Attention spans have never been shorter it seems.
But what can you do? In order for people to value your content, they’ve got to extract the value that’s there in the first place.
The problem is, no one’s going to wait around for you to explain at length. You’ve got to get the point across as quickly as possible.
Luckily, there’s a solution. All you have to do is say more with fewer words.
Here are two communication strategies that allow you to present an entire idea in 10 words or less.
Tapping Into the Mental Schema
A mental schema is a concept firmly rooted in the brains of your target audience. You can use these schemas to pack an entire story into a few words.
Let me explain.
Remember the movie Speed? Back when the Keanu Reeves/Sandra Bullock action flick was being pitched to producers, it was described as Die Hard on a bus. You instantly get the premise if you’ve seen Die Hard.
When YouTube launched, people called it “Flickr for video.” Since Flickr was a free service that allowed people to upload and share photos, YouTube must be all of that… for videos. Common sense, right?
But here is a question many of you may be thinking. Do you always need to use a popular movie or a brand name as a schema? Absolutely not.
What comes to mind when I say “library?” You think about books, lots of them. You think this because “library” is a schema too.
Now what if I were to say Wine Library? You would think about lots of wines and maybe Gary Vaynerchuk’s business. And, you would be right. Gary does have a ton of wine, and you get that instantly.
Just remember that a schema takes advantage of what your audience already knows to tell a complete story in fewer words. You use analogies, archtypes, established worldviews, and popular culture to create instant understanding.
As you might have guessed, these schematic comparisons are great in persuasive writing. Just take a look at 10 persuasive writing methods for practical examples you can use today.
Legendary direct marketer Joseph Sugarman said “Every word has an emotion attached to it.” Beyond emotional trigger words, this means that even ordinary, everyday words carry an emotional association for the recipient. And as with mental schema, choosing correctly from among these simple words helps you quickly create a complete story.

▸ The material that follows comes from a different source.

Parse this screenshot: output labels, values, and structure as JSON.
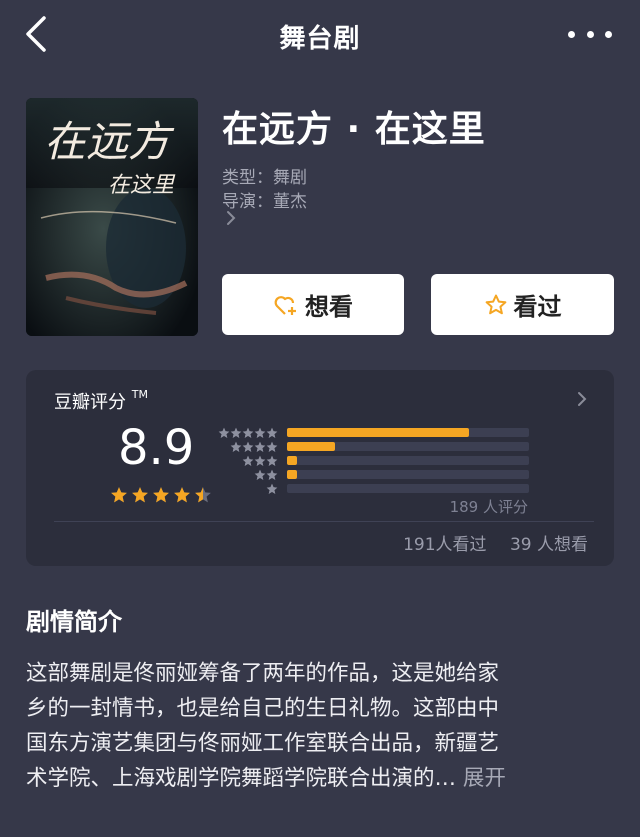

For example, let’s take a look at the word “subscribe.” By definition, subscribe implies sending or receiving payments. Similarly, here are some emotions associated with this word:
- You subscribe to communication mediums (phone, internet)
- You subscribe to media (magazines, video games, newspapers)
What’s the association? A commitment to pay recurring fees.
So, when you use the word “subscribe,” you tell a story about a product that requires you to continuously pay for continuous service or use. Now let’s look at another word.
Think of the word “get.”
What pops into your mind? Getting money, getting links, and getting traffic. Or in other words, getting something you want.
But there’s also another association. When you “get” something, you often keep it — without continuous payment (unlike subscribe). This is a subtle difference and here are two examples:
- You get a phone. You subscribe to phone service.
- You get a newspaper. You subscribe to newspaper updates.
You see how that works? Well, Willy Franzen understood this subtle difference when he increased his subscriber count by 254%.
He simply changed his call to action from “Subscribe by RSS” to “Get Updates via RSS” and his subscriptions went way up. This worked because he altered the association from “continuously pay” to “get for free.”
So now you see how even everyday words have emotions attached to them. And when you want to write short, informative messages, you can carefully build a story around each word in your message.
What about you? Do you know of any other ways to communicate more information in fewer words?
About the Author: Derek Halpern discusses new media communication at his blog Prevential.